**Provided material**
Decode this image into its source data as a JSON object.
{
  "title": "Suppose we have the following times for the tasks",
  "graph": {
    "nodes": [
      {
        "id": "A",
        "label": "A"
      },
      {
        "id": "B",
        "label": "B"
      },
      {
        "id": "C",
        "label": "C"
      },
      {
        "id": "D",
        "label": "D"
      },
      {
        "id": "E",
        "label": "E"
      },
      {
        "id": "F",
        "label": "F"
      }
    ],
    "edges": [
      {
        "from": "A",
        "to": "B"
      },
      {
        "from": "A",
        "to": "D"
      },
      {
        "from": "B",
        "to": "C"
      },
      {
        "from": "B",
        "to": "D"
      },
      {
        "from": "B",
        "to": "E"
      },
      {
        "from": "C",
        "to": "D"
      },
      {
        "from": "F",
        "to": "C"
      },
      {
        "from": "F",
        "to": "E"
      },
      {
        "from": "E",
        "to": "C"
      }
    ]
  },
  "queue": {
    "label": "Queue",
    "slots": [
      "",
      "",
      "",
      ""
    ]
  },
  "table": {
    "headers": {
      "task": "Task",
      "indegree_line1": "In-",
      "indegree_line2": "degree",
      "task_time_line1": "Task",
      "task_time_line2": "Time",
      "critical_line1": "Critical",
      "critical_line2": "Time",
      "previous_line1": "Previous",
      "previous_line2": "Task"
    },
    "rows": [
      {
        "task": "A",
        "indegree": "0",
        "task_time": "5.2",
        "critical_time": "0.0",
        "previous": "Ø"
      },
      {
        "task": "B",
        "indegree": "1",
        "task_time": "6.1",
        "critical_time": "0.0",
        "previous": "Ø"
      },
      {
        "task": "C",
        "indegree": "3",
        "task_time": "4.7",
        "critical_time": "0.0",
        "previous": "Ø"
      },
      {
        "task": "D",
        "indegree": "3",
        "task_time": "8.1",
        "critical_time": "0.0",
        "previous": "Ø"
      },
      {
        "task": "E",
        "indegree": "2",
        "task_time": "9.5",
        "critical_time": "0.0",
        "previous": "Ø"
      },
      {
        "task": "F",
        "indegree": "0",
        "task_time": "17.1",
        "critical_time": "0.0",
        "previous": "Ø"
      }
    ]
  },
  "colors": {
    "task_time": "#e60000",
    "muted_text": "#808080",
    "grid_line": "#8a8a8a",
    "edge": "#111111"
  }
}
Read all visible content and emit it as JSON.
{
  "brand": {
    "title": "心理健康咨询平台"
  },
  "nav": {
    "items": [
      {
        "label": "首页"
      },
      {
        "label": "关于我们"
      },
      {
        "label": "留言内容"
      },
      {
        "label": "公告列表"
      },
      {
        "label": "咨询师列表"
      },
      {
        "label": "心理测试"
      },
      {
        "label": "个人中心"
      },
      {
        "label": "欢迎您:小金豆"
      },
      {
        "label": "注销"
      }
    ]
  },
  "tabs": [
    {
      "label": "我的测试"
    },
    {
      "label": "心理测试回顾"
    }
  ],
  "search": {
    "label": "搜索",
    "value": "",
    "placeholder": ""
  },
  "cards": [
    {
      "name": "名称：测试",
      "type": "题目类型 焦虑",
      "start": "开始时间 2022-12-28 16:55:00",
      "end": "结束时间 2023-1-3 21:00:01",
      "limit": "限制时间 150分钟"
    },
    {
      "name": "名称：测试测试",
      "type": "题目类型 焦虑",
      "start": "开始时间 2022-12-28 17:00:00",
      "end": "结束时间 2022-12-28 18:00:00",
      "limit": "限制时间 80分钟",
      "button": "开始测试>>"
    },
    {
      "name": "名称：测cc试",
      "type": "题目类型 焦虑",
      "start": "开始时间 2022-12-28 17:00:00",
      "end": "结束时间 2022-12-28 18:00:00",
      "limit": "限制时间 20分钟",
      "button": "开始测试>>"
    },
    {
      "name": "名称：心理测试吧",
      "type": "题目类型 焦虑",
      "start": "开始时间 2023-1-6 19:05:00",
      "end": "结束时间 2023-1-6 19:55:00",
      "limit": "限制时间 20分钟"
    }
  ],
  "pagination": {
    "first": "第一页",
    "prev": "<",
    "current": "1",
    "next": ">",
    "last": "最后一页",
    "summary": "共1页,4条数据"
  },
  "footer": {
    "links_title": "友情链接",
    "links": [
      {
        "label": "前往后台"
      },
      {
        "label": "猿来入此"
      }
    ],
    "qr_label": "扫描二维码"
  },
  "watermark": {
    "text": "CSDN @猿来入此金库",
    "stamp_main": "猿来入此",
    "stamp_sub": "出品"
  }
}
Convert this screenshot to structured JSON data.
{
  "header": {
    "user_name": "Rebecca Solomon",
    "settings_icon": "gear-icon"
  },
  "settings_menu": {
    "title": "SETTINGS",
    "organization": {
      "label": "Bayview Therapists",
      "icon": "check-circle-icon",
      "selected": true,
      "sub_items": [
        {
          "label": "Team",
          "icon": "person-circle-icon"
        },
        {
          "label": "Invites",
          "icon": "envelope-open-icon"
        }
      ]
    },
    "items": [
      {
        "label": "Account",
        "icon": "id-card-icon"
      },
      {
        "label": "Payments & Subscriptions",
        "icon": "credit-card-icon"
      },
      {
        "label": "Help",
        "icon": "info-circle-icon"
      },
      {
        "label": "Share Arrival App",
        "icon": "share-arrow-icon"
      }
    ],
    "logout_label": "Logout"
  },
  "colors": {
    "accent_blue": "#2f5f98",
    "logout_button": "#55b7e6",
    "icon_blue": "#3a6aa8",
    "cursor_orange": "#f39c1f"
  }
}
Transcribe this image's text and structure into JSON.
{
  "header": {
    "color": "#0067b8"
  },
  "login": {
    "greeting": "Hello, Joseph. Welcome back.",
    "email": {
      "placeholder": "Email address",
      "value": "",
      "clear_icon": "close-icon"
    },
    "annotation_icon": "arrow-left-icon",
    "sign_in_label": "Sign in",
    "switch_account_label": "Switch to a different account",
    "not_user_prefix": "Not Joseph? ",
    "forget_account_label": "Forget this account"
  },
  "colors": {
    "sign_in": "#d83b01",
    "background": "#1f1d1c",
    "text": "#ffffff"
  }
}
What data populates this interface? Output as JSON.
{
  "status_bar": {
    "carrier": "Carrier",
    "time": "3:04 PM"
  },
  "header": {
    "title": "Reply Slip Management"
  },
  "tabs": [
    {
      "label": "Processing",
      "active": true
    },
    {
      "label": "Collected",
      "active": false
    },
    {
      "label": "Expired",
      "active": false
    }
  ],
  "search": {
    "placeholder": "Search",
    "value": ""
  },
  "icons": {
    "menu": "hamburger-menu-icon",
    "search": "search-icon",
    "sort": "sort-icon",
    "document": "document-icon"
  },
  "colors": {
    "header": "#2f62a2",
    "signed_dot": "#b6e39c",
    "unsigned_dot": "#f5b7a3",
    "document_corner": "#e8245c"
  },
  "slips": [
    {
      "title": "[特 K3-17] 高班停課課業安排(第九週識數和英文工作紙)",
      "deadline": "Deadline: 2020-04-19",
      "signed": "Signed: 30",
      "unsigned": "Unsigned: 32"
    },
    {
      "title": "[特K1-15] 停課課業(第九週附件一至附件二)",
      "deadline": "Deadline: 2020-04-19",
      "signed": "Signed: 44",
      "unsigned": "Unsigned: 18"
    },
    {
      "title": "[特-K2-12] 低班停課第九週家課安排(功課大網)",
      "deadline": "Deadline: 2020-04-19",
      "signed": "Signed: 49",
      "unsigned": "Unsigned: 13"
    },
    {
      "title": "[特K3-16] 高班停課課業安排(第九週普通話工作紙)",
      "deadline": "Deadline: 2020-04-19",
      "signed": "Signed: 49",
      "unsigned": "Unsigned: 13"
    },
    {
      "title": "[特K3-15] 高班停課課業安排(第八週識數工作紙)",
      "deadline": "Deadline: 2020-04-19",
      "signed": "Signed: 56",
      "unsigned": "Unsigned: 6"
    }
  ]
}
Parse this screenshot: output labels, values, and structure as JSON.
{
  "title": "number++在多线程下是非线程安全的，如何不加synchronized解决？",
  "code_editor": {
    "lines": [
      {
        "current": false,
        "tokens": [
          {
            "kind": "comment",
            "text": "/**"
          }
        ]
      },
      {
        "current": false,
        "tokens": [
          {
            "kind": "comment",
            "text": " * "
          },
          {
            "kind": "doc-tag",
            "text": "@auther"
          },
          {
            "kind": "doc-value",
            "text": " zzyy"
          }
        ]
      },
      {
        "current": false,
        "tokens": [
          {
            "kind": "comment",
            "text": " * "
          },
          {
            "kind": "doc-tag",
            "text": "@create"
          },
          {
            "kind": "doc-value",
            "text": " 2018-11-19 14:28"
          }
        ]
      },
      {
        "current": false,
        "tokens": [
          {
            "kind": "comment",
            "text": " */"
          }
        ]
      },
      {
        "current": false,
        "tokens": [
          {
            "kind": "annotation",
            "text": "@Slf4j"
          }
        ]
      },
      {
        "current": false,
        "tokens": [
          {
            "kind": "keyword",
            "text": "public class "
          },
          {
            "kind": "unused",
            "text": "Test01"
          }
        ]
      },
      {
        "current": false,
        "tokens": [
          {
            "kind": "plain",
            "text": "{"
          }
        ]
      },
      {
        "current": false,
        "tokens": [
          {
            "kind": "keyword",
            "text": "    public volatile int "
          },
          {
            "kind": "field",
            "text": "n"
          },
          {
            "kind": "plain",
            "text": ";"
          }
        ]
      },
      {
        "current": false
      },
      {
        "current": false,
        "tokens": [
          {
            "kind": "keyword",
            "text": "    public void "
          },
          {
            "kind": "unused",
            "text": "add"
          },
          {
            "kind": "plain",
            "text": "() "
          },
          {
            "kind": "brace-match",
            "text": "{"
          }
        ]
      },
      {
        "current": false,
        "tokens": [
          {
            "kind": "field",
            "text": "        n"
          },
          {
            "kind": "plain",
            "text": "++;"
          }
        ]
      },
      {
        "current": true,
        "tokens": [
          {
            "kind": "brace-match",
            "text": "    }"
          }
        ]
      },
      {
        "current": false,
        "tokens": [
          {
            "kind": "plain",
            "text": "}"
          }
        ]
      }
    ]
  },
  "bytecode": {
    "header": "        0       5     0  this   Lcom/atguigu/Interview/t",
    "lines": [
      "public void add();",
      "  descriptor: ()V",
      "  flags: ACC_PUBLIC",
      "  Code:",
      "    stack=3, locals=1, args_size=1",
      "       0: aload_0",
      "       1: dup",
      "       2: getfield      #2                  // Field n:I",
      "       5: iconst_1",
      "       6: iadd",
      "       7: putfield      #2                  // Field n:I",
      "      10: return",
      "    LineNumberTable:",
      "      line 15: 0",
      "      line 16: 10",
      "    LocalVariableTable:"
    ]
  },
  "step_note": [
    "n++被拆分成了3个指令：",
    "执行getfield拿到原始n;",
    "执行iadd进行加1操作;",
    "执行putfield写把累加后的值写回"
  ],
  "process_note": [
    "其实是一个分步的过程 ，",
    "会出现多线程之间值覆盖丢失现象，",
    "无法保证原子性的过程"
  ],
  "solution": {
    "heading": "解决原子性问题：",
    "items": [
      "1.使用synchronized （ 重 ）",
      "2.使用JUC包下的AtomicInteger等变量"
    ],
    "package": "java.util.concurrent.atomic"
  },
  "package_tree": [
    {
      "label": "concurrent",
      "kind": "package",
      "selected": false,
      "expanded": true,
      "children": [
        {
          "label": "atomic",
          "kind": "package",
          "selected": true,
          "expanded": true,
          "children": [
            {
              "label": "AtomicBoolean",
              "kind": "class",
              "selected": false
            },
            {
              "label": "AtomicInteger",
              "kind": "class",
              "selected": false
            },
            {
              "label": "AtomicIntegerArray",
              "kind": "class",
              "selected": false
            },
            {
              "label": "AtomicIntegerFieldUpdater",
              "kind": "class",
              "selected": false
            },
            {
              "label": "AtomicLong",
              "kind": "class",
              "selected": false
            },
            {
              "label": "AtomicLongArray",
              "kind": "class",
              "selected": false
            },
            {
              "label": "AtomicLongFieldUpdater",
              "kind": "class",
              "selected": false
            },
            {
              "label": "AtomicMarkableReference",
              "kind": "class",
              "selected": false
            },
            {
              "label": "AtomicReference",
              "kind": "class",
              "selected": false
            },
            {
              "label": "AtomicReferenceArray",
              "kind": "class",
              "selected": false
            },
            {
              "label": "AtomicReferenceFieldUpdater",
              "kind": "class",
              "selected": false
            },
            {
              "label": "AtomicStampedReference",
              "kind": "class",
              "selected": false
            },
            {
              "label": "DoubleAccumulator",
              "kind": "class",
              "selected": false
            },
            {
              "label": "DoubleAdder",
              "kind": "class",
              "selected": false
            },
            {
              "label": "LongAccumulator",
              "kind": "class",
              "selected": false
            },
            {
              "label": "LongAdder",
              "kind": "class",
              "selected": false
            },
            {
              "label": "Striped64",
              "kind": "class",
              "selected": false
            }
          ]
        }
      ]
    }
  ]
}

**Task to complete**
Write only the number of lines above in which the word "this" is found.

**Exercise solution**
7